'Anti-Israel' Hagel and Bush-era Brennan
Is it a tactical move to build bridges with his Congressional opposition, or simply the selection of a candidate whose views closely mirror his foreign policy perspectives?
Either way, U.S. President Barack Obama’s gambit in picking the Republican moderate Charles “Chuck” Hagel as his nominee for Defence Secretary in his second-term is poised to run into serious roadblocks, and could leave the President in a morass of nomination-frustration even before his inauguration.
The President’s pick for another top role that could shape America’s covert offensive prowess, the Directorship of the Central Intelligence Agency, is also likely to come under fire from Mr. Obama’s more liberal support base.
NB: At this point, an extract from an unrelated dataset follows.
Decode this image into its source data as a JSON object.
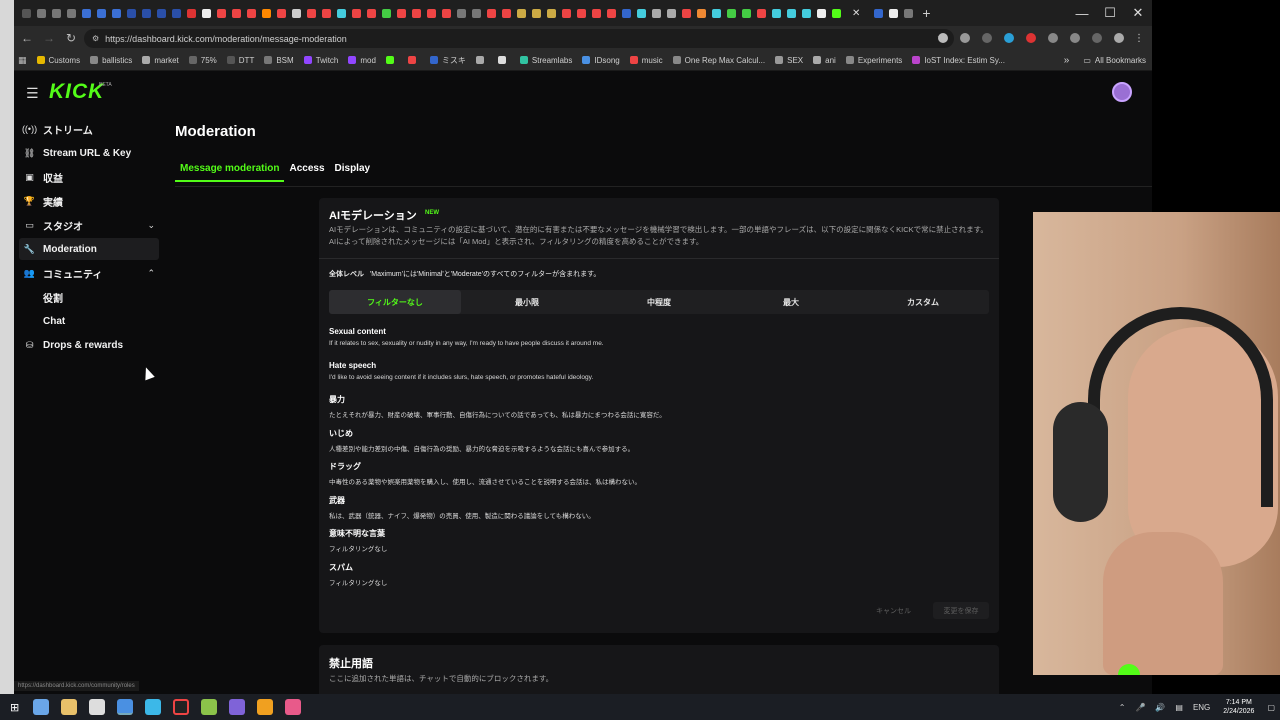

His intention to elevate his counterterrorism advisor and former CIA Station Chief, John Brennan, has raised eyebrows as some consider Mr. Brennan to have played a central role in the second George W. Bush term’s tacit endorsement of torture and rendition programmes in the War on Terror.
Mr. Hagel — a former Senator from Nebraska and Purple Heart-awarded Vietnam War veteran — has earned the wrath of his colleagues in the Grand Old Party for what some have labelled his anti-Israel views; his willingness to negotiate with Iran rather than challenge it militarily; and, relevant to his future career as Defence Secretary, his belief that the Pentagon’s budget is “bloated”.
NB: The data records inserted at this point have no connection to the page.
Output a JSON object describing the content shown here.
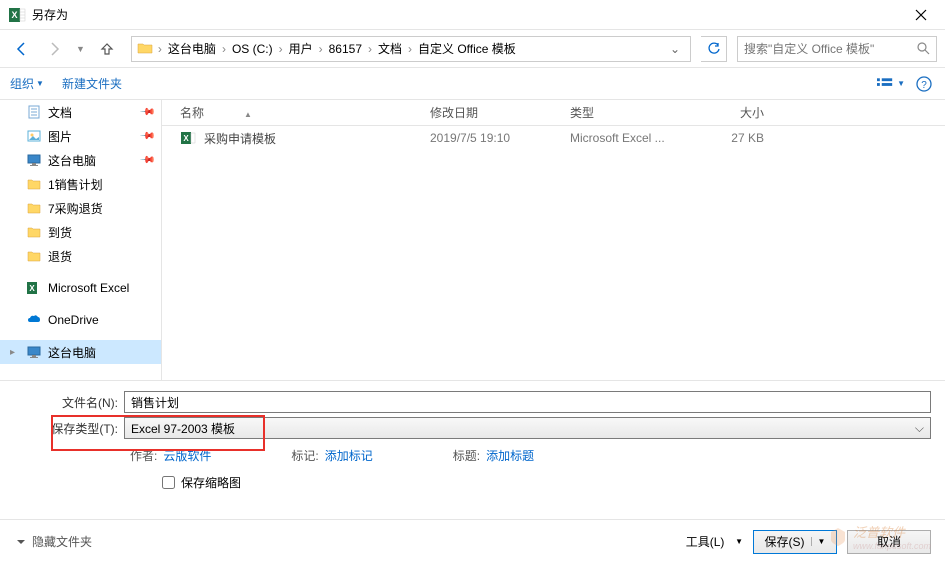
{
  "title": "另存为",
  "breadcrumbs": [
    "这台电脑",
    "OS (C:)",
    "用户",
    "86157",
    "文档",
    "自定义 Office 模板"
  ],
  "search_placeholder": "搜索\"自定义 Office 模板\"",
  "toolbar": {
    "organize": "组织",
    "new_folder": "新建文件夹"
  },
  "columns": {
    "name": "名称",
    "date": "修改日期",
    "type": "类型",
    "size": "大小"
  },
  "sidebar": [
    {
      "label": "文档",
      "icon": "doc",
      "pin": true
    },
    {
      "label": "图片",
      "icon": "pic",
      "pin": true
    },
    {
      "label": "这台电脑",
      "icon": "pc",
      "pin": true
    },
    {
      "label": "1销售计划",
      "icon": "folder"
    },
    {
      "label": "7采购退货",
      "icon": "folder"
    },
    {
      "label": "到货",
      "icon": "folder"
    },
    {
      "label": "退货",
      "icon": "folder"
    },
    {
      "label": "Microsoft Excel",
      "icon": "excel",
      "spacer": true
    },
    {
      "label": "OneDrive",
      "icon": "onedrive",
      "spacer": true
    },
    {
      "label": "这台电脑",
      "icon": "pc",
      "chev": true,
      "selected": true,
      "spacer": true
    }
  ],
  "files": [
    {
      "name": "采购申请模板",
      "date": "2019/7/5 19:10",
      "type": "Microsoft Excel ...",
      "size": "27 KB"
    }
  ],
  "form": {
    "filename_label": "文件名(N):",
    "filename_value": "销售计划",
    "savetype_label": "保存类型(T):",
    "savetype_value": "Excel 97-2003 模板"
  },
  "meta": {
    "author_label": "作者:",
    "author_value": "云版软件",
    "tags_label": "标记:",
    "tags_value": "添加标记",
    "title_label": "标题:",
    "title_value": "添加标题"
  },
  "thumbnail_label": "保存缩略图",
  "footer": {
    "hide_folders": "隐藏文件夹",
    "tools": "工具(L)",
    "save": "保存(S)",
    "cancel": "取消"
  },
  "watermark": {
    "brand": "泛普软件",
    "url": "www.fanpusoft.com"
  }
}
After suffering injuries when his armoured personnel carrier hit a land mine in Vietnam, Mr. Hagel is said to have contemplated “the horrors he had experienced during combat” and later said to his biographer, “If I ever get out, if I ever can influence anything, I will do all I can to prevent war... War is a terrible thing. There’s no glory, only suffering.”
Against troop surge
Mr. Hagel went on to oppose the troop surge in Iraq and “similarly opposed Obama’s surge in Afghanistan and called for deep cuts in defence spending”. Further, he called for U.S. negotiations with the Hamas in Palestine, and voted against some Iran sanctions.
While he has on record criticised unnecessary items on a “bloated” U.S. defence budget, attacks against his views in this regard may be blunted by the looming budget deficit and its potential implications for the economy.
Under the second Obama administration, there are prospects for drastic cuts in the military funding for fighter aircraft, tanks, submarines, and nuclear weapons as opposed to drones and other intelligence-related technology.